Nearly 600 educators from across the state rolled up their sleeves to tackle achievement and opportunity gaps for their students at the first day of the Equity Symposium on Thursday.
The inaugural event organized by the San Diego County Office of Education featured education activist Pedro Noguera, who challenged the attendees to implement strategies that impact equity.
"Equity is often confused with equality," Noguera said during the opening keynote.
We can't treat every student the same, because they're not, he told the packed crowd of superintendents, principals, teachers, counselors, and other administrators.
"Equity is not holding different kids to different standards," he said. "It's giving each student what they need to be successful."
Noguera's words and energy for change set the tone for district teams to analyze their latest student test data and begin their equity strategy.
"He delivered hard truths in love, and simultaneously developed urgency around the biggest needs in our schools," said Erin Koning, an account executive with Scholastic, a gold sponsor of the event. "This is an important conference shining a light on equity, which is something Scholastic is passionate about."
Later, attendees heard from inspiring educators from local districts and across the state on their equity journey, both the challenges and successes.
The day closed with San Diego County students sharing their experiences in school. Their comments ranged from connecting with teachers, dealing with stress, working for points versus learning and understanding, and family problems.
On Friday, the symposium starts its second day with breakout sessions on a variety of topics including grading, school climate, teaching, and leadership, all with a focus on ensuring equity for all students.
The County Office has made equity a priority through a new Equity and Access team, increased professional learning for educators focused on equity at all levels, and its work through the San Diego County Achievement Gap Task Force.
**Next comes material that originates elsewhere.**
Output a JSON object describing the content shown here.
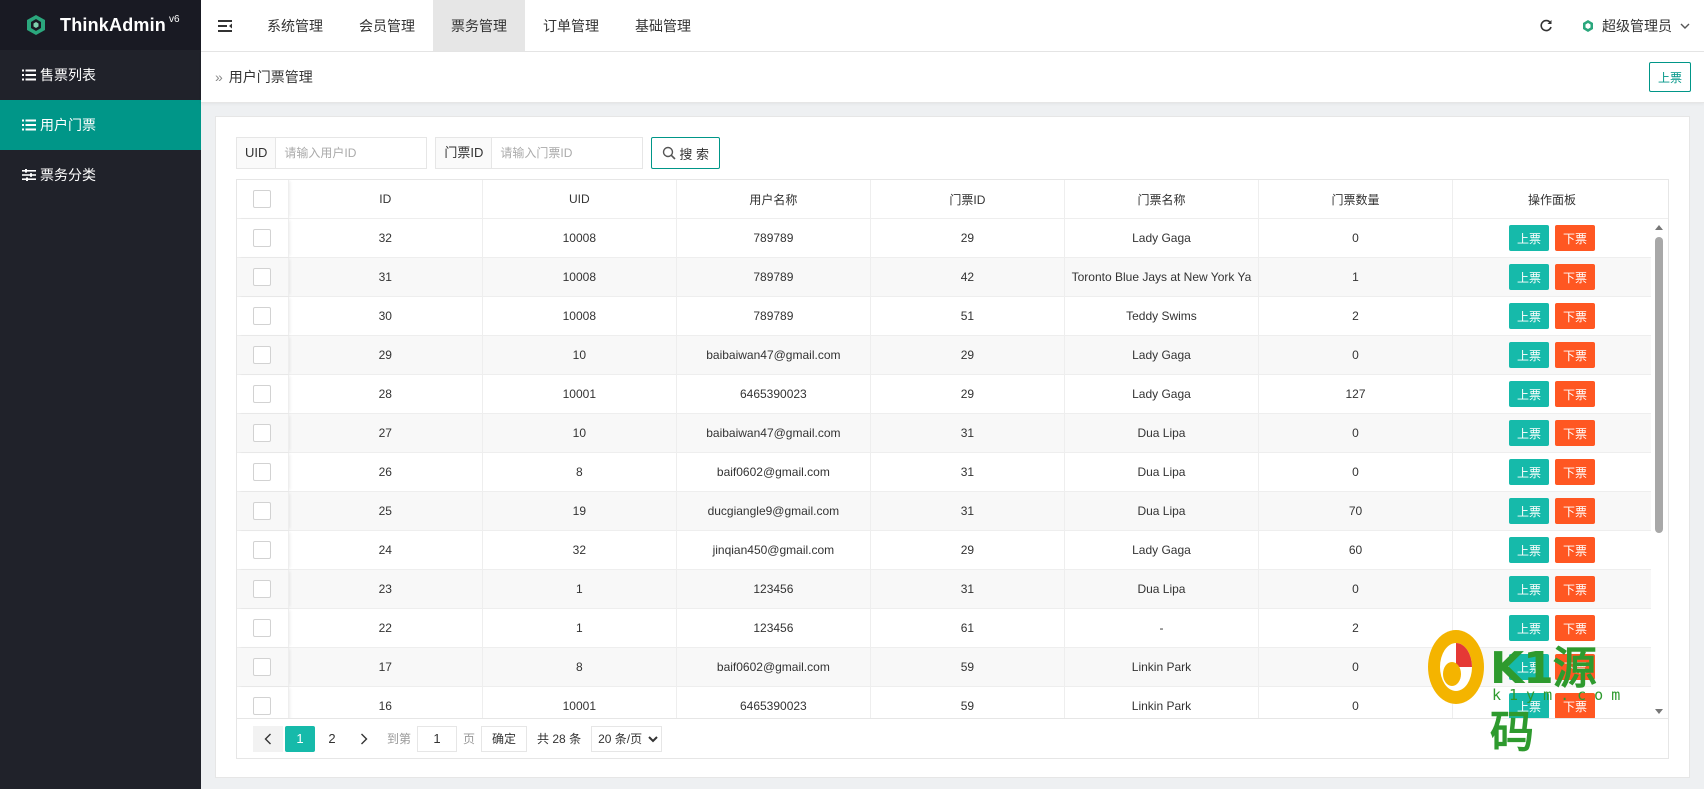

"Our belief is that the students' ZIP code, ethnicity, or level of education or economics of their parents should not matter," said SDCOE Deputy Superintendent Debbie Beldock at the Symposium opening. "All students should receive the highest quality instruction and be afforded the equitable opportunities."
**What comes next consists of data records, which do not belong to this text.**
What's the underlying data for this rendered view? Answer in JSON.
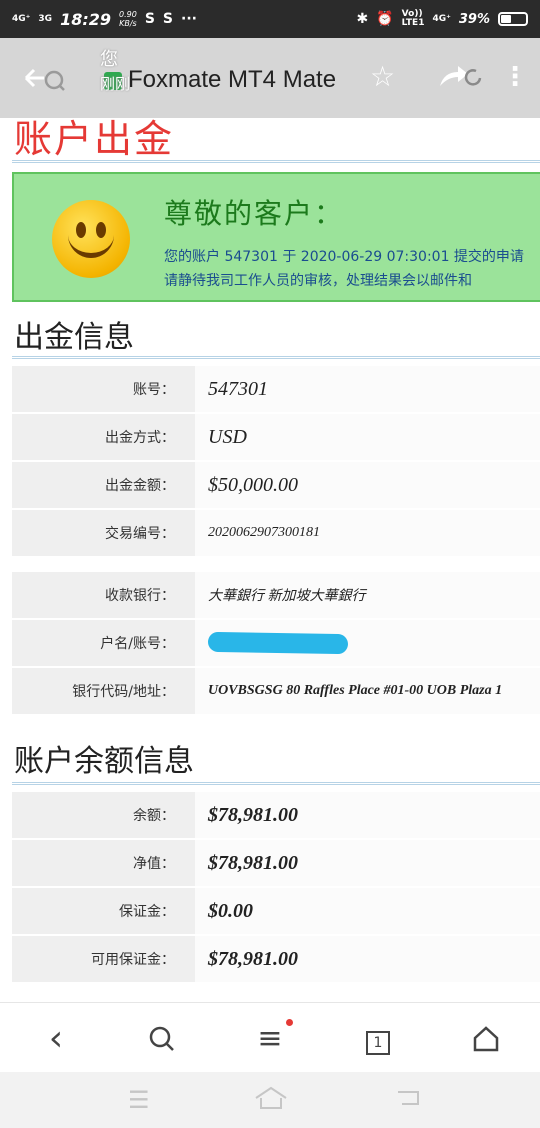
{
  "status_bar": {
    "sim1": "4G⁺",
    "sim2": "3G",
    "time": "18:29",
    "speed_value": "0.90",
    "speed_unit": "KB/s",
    "app_icon_1": "S",
    "app_icon_2": "S",
    "dots": "···",
    "volte": "Vo))\nLTE1",
    "sim3": "4G⁺",
    "battery_pct": "39%",
    "battery_level": 0.39
  },
  "browser": {
    "title": "Foxmate MT4 Mate",
    "notif_char": "您",
    "notif_time": "刚刚"
  },
  "page": {
    "heading": "账户出金",
    "notice": {
      "title": "尊敬的客户：",
      "line1": "您的账户 547301 于 2020-06-29 07:30:01 提交的申请",
      "line2": "请静待我司工作人员的审核，处理结果会以邮件和"
    },
    "withdrawal_section_title": "出金信息",
    "withdrawal_rows": [
      {
        "label": "账号：",
        "value": "547301"
      },
      {
        "label": "出金方式：",
        "value": "USD"
      },
      {
        "label": "出金金额：",
        "value": "$50,000.00"
      },
      {
        "label": "交易编号：",
        "value": "2020062907300181"
      }
    ],
    "bank_rows": [
      {
        "label": "收款银行：",
        "value": "大華銀行 新加坡大華銀行"
      },
      {
        "label": "户名/账号：",
        "value": ""
      },
      {
        "label": "银行代码/地址：",
        "value": "UOVBSGSG 80 Raffles Place #01-00 UOB Plaza 1"
      }
    ],
    "balance_section_title": "账户余额信息",
    "balance_rows": [
      {
        "label": "余额：",
        "value": "$78,981.00"
      },
      {
        "label": "净值：",
        "value": "$78,981.00"
      },
      {
        "label": "保证金：",
        "value": "$0.00"
      },
      {
        "label": "可用保证金：",
        "value": "$78,981.00"
      }
    ]
  },
  "bottom_nav": {
    "back": "‹",
    "search": "○",
    "menu": "≡",
    "tabs_count": "1",
    "home": "⌂"
  },
  "colors": {
    "red": "#e53935",
    "green": "#2aa52a",
    "blue": "#1e88e5",
    "notice_bg": "#9be39a"
  }
}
Read what attendees had to say about the event on Equity Symposium Storify.